Have you tried new the Independent Digital Edition apps?
Travel
Dinosaurs Unleashed at the Eden Project
travel
Arts and Entertainment
music
Sport
football
Life and Style
This month marks the 20th anniversary of the first online sale
techDespite a host of other online auction sites and fierce competition from Amazon, eBay is still the most popular e-commerce site in the UK
News
i100
Caption competition
Caption competition
Latest stories from i100
Have you tried new the Independent Digital Edition apps?
Daily Quiz
Independent Dating
and  

By clicking 'Search' you
are agreeing to our
Terms of Use.

Day In a Page

Middle East crisis: We know all too much about the cruelty of Isis – but all too little about who they are

We know all too much about the cruelty of Isis – but all too little about who they are

Now Obama has seen the next US reporter to be threatened with beheading, will he blink, asks Robert Fisk
Neanderthals lived alongside humans for centuries, latest study shows

Final resting place of our Neanderthal neighbours revealed

Bones dated to 40,000 years ago show species may have died out in Belgium species co-existed
Scottish independence: The new Scots who hold fate of the UK in their hands

The new Scots who hold fate of the UK in their hands

Scotland’s immigrants are as passionate about the future of their adopted nation as anyone else
Britain's ugliest buildings: Which monstrosities should be nominated for the Dead Prize?

Blight club: Britain's ugliest buildings

Following the architect Cameron Sinclair's introduction of the Dead Prize, an award for ugly buildings, John Rentoul reflects on some of the biggest blots on the UK landscape
eBay's enduring appeal: Online auction site is still the UK's most popular e-commerce retailer

eBay's enduring appeal

The online auction site is still the UK's most popular e-commerce site
Culture Minister Ed Vaizey: ‘lack of ethnic minority and black faces on TV is weird’

'Lack of ethnic minority and black faces on TV is weird'

Culture Minister Ed Vaizey calls for immediate action to address the problem
Artist Olafur Eliasson's latest large-scale works are inspired by the paintings of JMW Turner

Magic circles: Artist Olafur Eliasson

Eliasson's works will go alongside a new exhibition of JMW Turner at Tate Britain.
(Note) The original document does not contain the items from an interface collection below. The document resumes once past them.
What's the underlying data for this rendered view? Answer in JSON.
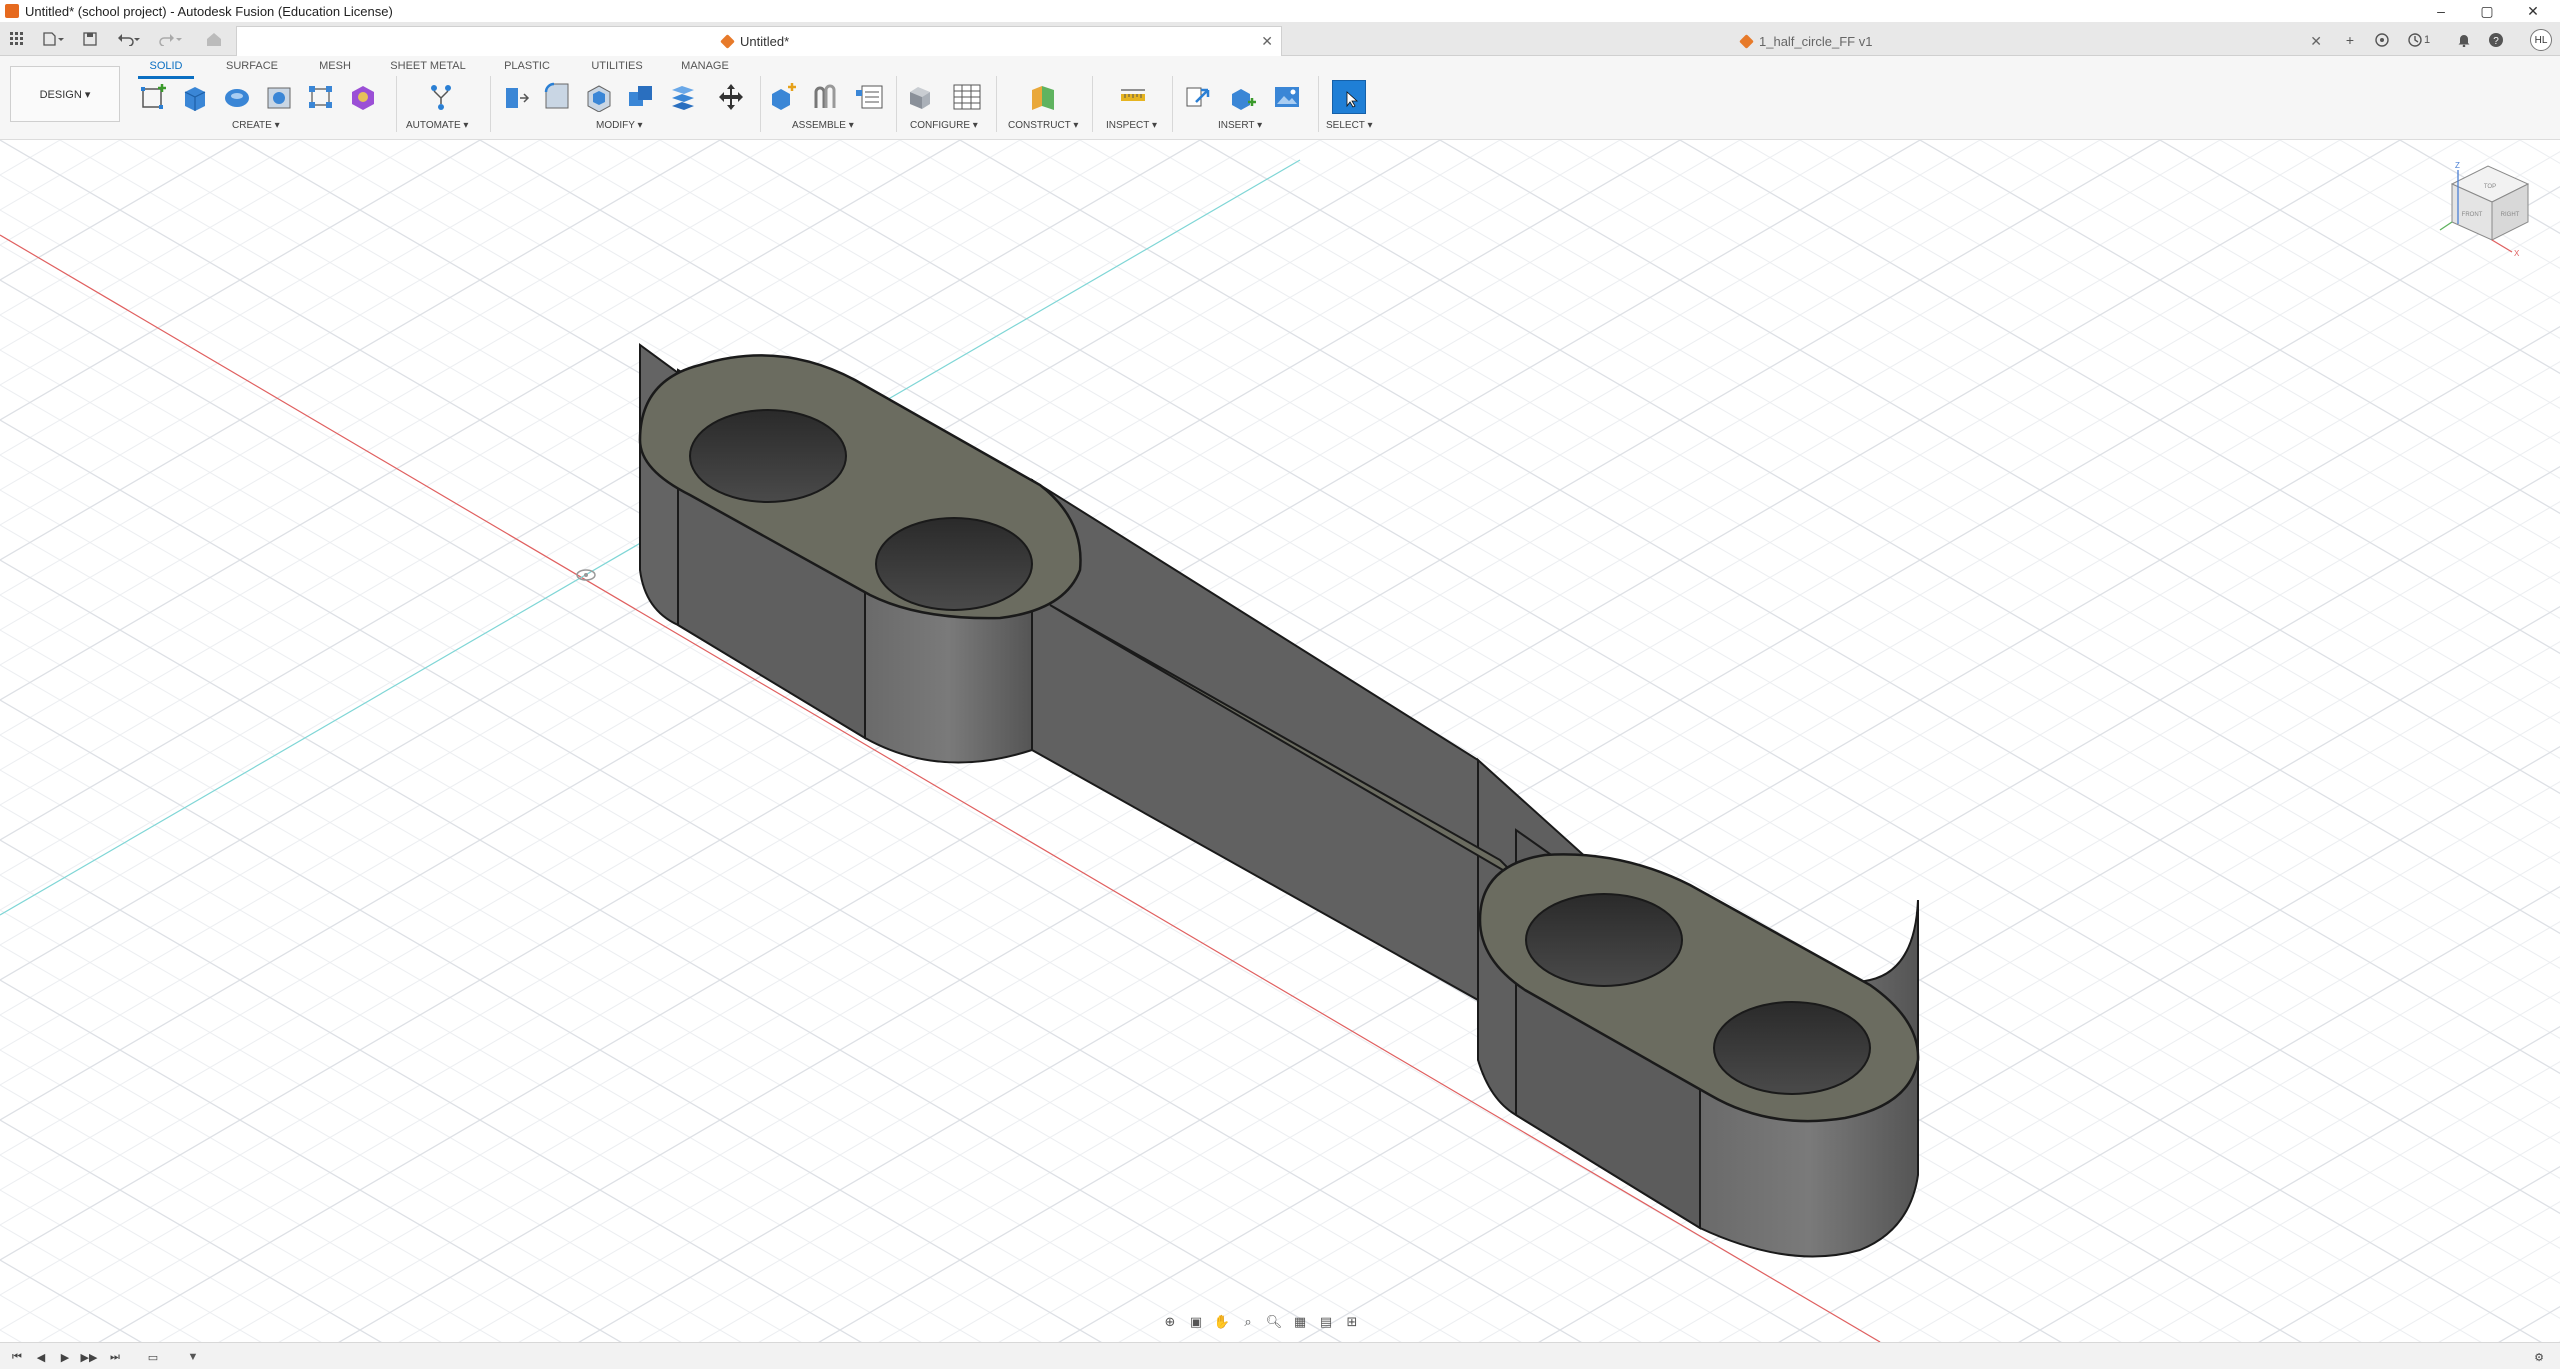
{
  "window": {
    "title": "Untitled* (school project) - Autodesk Fusion (Education License)",
    "controls": [
      "–",
      "▢",
      "✕"
    ]
  },
  "tabs": [
    {
      "label": "Untitled*",
      "active": true
    },
    {
      "label": "1_half_circle_FF v1",
      "active": false
    }
  ],
  "header_right": {
    "job_count": "1",
    "avatar_initials": "HL"
  },
  "toolbar": {
    "workspace_button": "DESIGN ▾",
    "workspace_tabs": [
      "SOLID",
      "SURFACE",
      "MESH",
      "SHEET METAL",
      "PLASTIC",
      "UTILITIES",
      "MANAGE"
    ],
    "groups": [
      "CREATE ▾",
      "AUTOMATE ▾",
      "MODIFY ▾",
      "ASSEMBLE ▾",
      "CONFIGURE ▾",
      "CONSTRUCT ▾",
      "INSPECT ▾",
      "INSERT ▾",
      "SELECT ▾"
    ]
  },
  "viewcube": {
    "faces": [
      "TOP",
      "FRONT",
      "RIGHT"
    ],
    "axes": [
      "Z",
      "X",
      "Y"
    ]
  },
  "colors": {
    "accent": "#0a6fc2",
    "model_top": "#6b6c60",
    "model_side": "#5e5e5e",
    "grid": "#e4e6ea",
    "x_axis": "#e06060",
    "y_axis": "#7fd6d6"
  }
}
He tells Jay Merrick why the paintings of his hero are ripe for reinvention
Josephine Dickinson: 'A cochlear implant helped me to discover a new world of sound'
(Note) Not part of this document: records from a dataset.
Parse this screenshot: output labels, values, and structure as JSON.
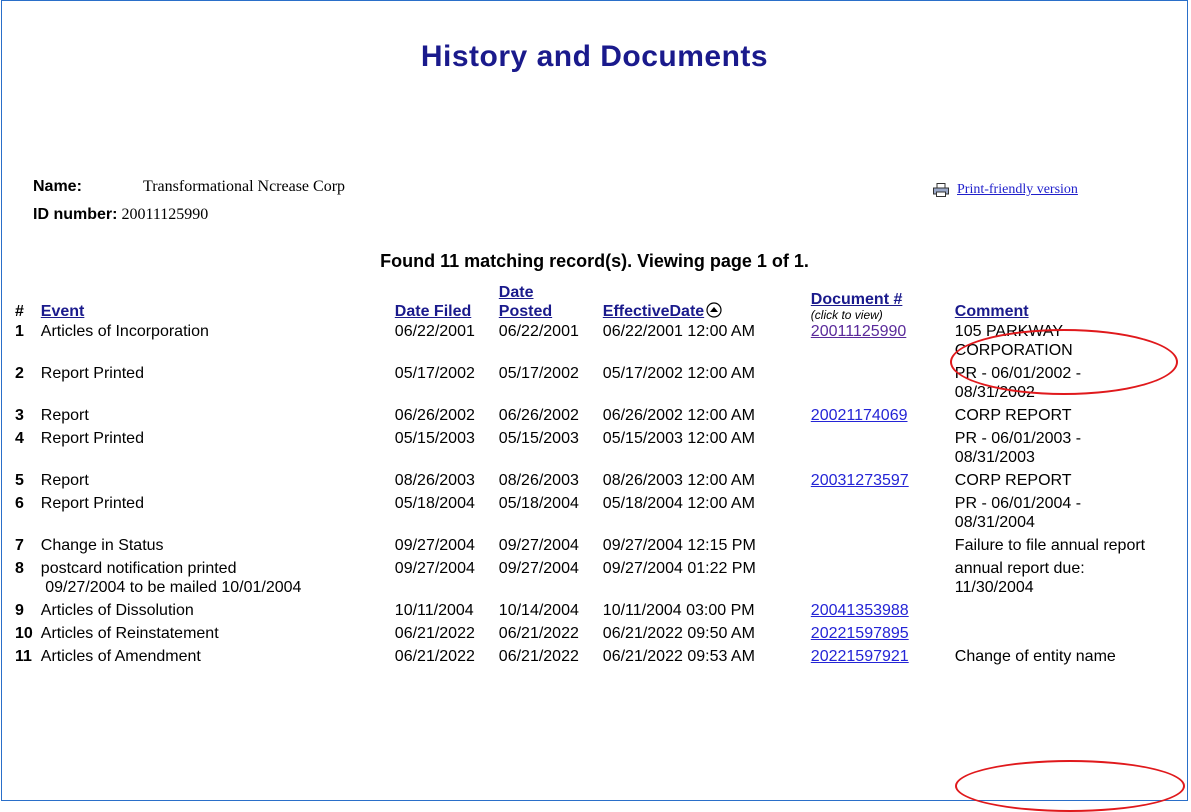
{
  "header": {
    "title": "History and Documents"
  },
  "entity": {
    "name_label": "Name:",
    "name_value": "Transformational Ncrease Corp",
    "id_label": "ID number:",
    "id_value": "20011125990"
  },
  "print_link": {
    "label": "Print-friendly version",
    "icon": "printer-icon"
  },
  "summary": "Found 11 matching record(s).  Viewing page 1 of 1.",
  "columns": {
    "num": "#",
    "event": "Event",
    "date_filed": "Date Filed",
    "date_posted": "Date Posted",
    "effective_date": "EffectiveDate",
    "document": "Document #",
    "document_sub": "(click to view)",
    "comment": "Comment"
  },
  "rows": [
    {
      "num": "1",
      "event": "Articles of Incorporation",
      "filed": "06/22/2001",
      "posted": "06/22/2001",
      "effective": "06/22/2001 12:00 AM",
      "doc": "20011125990",
      "comment": "105 PARKWAY CORPORATION"
    },
    {
      "num": "2",
      "event": "Report Printed",
      "filed": "05/17/2002",
      "posted": "05/17/2002",
      "effective": "05/17/2002 12:00 AM",
      "doc": "",
      "comment": "PR - 06/01/2002 - 08/31/2002"
    },
    {
      "num": "3",
      "event": "Report",
      "filed": "06/26/2002",
      "posted": "06/26/2002",
      "effective": "06/26/2002 12:00 AM",
      "doc": "20021174069",
      "comment": "CORP REPORT"
    },
    {
      "num": "4",
      "event": "Report Printed",
      "filed": "05/15/2003",
      "posted": "05/15/2003",
      "effective": "05/15/2003 12:00 AM",
      "doc": "",
      "comment": "PR - 06/01/2003 - 08/31/2003"
    },
    {
      "num": "5",
      "event": "Report",
      "filed": "08/26/2003",
      "posted": "08/26/2003",
      "effective": "08/26/2003 12:00 AM",
      "doc": "20031273597",
      "comment": "CORP REPORT"
    },
    {
      "num": "6",
      "event": "Report Printed",
      "filed": "05/18/2004",
      "posted": "05/18/2004",
      "effective": "05/18/2004 12:00 AM",
      "doc": "",
      "comment": "PR - 06/01/2004 - 08/31/2004"
    },
    {
      "num": "7",
      "event": "Change in Status",
      "filed": "09/27/2004",
      "posted": "09/27/2004",
      "effective": "09/27/2004 12:15 PM",
      "doc": "",
      "comment": "Failure to file annual report"
    },
    {
      "num": "8",
      "event": "postcard notification printed",
      "event2": " 09/27/2004 to be mailed 10/01/2004",
      "filed": "09/27/2004",
      "posted": "09/27/2004",
      "effective": "09/27/2004 01:22 PM",
      "doc": "",
      "comment": "annual report due: 11/30/2004"
    },
    {
      "num": "9",
      "event": "Articles of Dissolution",
      "filed": "10/11/2004",
      "posted": "10/14/2004",
      "effective": "10/11/2004 03:00 PM",
      "doc": "20041353988",
      "comment": ""
    },
    {
      "num": "10",
      "event": "Articles of Reinstatement",
      "filed": "06/21/2022",
      "posted": "06/21/2022",
      "effective": "06/21/2022 09:50 AM",
      "doc": "20221597895",
      "comment": ""
    },
    {
      "num": "11",
      "event": "Articles of Amendment",
      "filed": "06/21/2022",
      "posted": "06/21/2022",
      "effective": "06/21/2022 09:53 AM",
      "doc": "20221597921",
      "comment": "Change of entity name"
    }
  ],
  "colors": {
    "title": "#1a1a8c",
    "link": "#2424d6",
    "visited_link": "#5a2a9a",
    "annotation": "#e0191c",
    "frame": "#2a6fc9"
  }
}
Josephine Dickinson: 'How I discovered a new world of sound'

After going deaf as a child, musician and poet Josephine Dickinson made do with a hearing aid for five decades. Then she had a cochlear implant - and everything changed
Greggs Google fail: Was the bakery's response to its logo mishap a stroke of marketing genius?
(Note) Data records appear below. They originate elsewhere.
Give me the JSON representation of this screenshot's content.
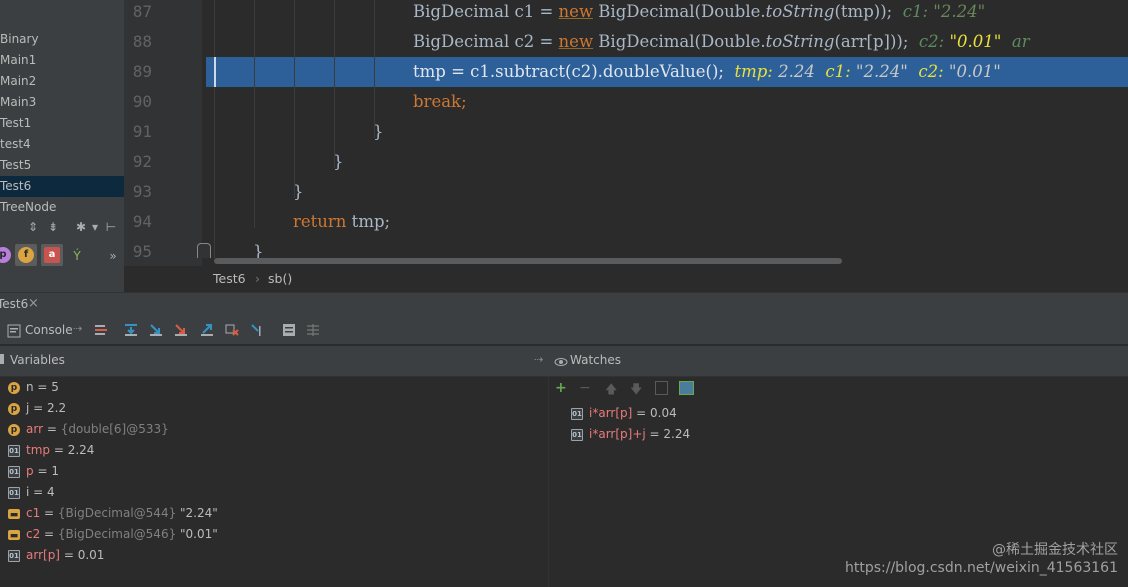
{
  "project": {
    "items": [
      "Binary",
      "Main1",
      "Main2",
      "Main3",
      "Test1",
      "test4",
      "Test5",
      "Test6",
      "TreeNode"
    ],
    "selected_index": 7,
    "overflow_label": "»"
  },
  "editor": {
    "line_numbers": [
      "87",
      "88",
      "89",
      "90",
      "91",
      "92",
      "93",
      "94",
      "95"
    ],
    "line87": {
      "code_a": "BigDecimal c1 = ",
      "kw_new": "new",
      "code_b": " BigDecimal(Double.",
      "method": "toString",
      "code_c": "(tmp));",
      "hint_key": "c1: ",
      "hint_val": "\"2.24\""
    },
    "line88": {
      "code_a": "BigDecimal c2 = ",
      "kw_new": "new",
      "code_b": " BigDecimal(Double.",
      "method": "toString",
      "code_c": "(arr[p]));",
      "hint_key": "c2: ",
      "hint_val": "\"0.01\"",
      "hint_trail": "ar"
    },
    "line89": {
      "code": "tmp = c1.subtract(c2).doubleValue();",
      "hint1_key": "tmp: ",
      "hint1_val": "2.24",
      "hint2_key": "c1: ",
      "hint2_val": "\"2.24\"",
      "hint3_key": "c2: ",
      "hint3_val": "\"0.01\""
    },
    "line90": {
      "kw": "break",
      "tail": ";"
    },
    "line91": "}",
    "line92": "}",
    "line93": "}",
    "line94": {
      "kw": "return",
      "tail": " tmp;"
    },
    "line95": "}",
    "breadcrumb": {
      "class_name": "Test6",
      "separator": "›",
      "method_name": "sb()"
    }
  },
  "debug": {
    "tab_label": "Test6",
    "tab_close": "×",
    "console_label": "Console",
    "variables_label": "Variables",
    "watches_label": "Watches",
    "variables": [
      {
        "icon": "p",
        "name": "n",
        "eq": " = ",
        "value": "5",
        "ref": ""
      },
      {
        "icon": "p",
        "name": "j",
        "eq": " = ",
        "value": "2.2",
        "ref": ""
      },
      {
        "icon": "p",
        "name": "arr",
        "eq": " = ",
        "value": "",
        "ref": "{double[6]@533}"
      },
      {
        "icon": "local",
        "name": "tmp",
        "eq": " = ",
        "value": "2.24",
        "ref": ""
      },
      {
        "icon": "local",
        "name": "p",
        "eq": " = ",
        "value": "1",
        "ref": ""
      },
      {
        "icon": "local",
        "name": "i",
        "eq": " = ",
        "value": "4",
        "ref": ""
      },
      {
        "icon": "obj",
        "name": "c1",
        "eq": " = ",
        "value": "\"2.24\"",
        "ref": "{BigDecimal@544} "
      },
      {
        "icon": "obj",
        "name": "c2",
        "eq": " = ",
        "value": "\"0.01\"",
        "ref": "{BigDecimal@546} "
      },
      {
        "icon": "local",
        "name": "arr[p]",
        "eq": " = ",
        "value": "0.01",
        "ref": ""
      }
    ],
    "watches": [
      {
        "name": "i*arr[p]",
        "eq": " = ",
        "value": "0.04"
      },
      {
        "name": "i*arr[p]+j",
        "eq": " = ",
        "value": "2.24"
      }
    ]
  },
  "watermark": {
    "line1": "@稀土掘金技术社区",
    "line2": "https://blog.csdn.net/weixin_41563161"
  },
  "colors": {
    "highlight": "#2d6099",
    "keyword": "#cc7832",
    "debug_hint_key": "#e8e03c",
    "variable_name": "#e97b7b"
  }
}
Greggs gives lesson in crisis management

After a mishap with their logo, high street staple Greggs went viral this week. But, as Simon Usborne discovers, their social media response was anything but half baked
Matthew McConaughey has been singing the praises of bumbags (shame he doesn't know how to wear one)

Matthew McConaughey sings the praises of bumbags

Shame he doesn't know how to wear one. Harriet Walker explains the dos and don'ts of fanny packs
7 best quadcopters and drones

Flying fun: 7 best quadcopters and drones

From state of the art devices with stabilised cameras to mini gadgets that can soar around the home, we take some flying objects for a spin
Joey Barton: ‘I’ve been guilty of getting a bit irate’

Joey Barton: ‘I’ve been guilty of getting a bit irate’

The midfielder returned to the Premier League after two years last weekend. The controversial character had much to discuss after his first game back
Andy Murray: I quit while I’m ahead too often

Andy Murray: I quit while I’m ahead too often

British No 1 knows his consistency as well as his fitness needs working on as he prepares for the US Open after a ‘very, very up and down’ year
Ferguson: In the heartlands of America, a descent into madness

A descent into madness in America's heartlands

David Usborne arrived in Ferguson, Missouri to be greeted by a scene more redolent of Gaza and Afghanistan
BBC’s filming of raid at Sir Cliff’s home ‘may be result of corruption’

BBC faces corruption allegation over its Sir Cliff police raid coverage

Reporter’s relationship with police under scrutiny as DG is summoned by MPs to explain extensive live broadcast of swoop on singer’s home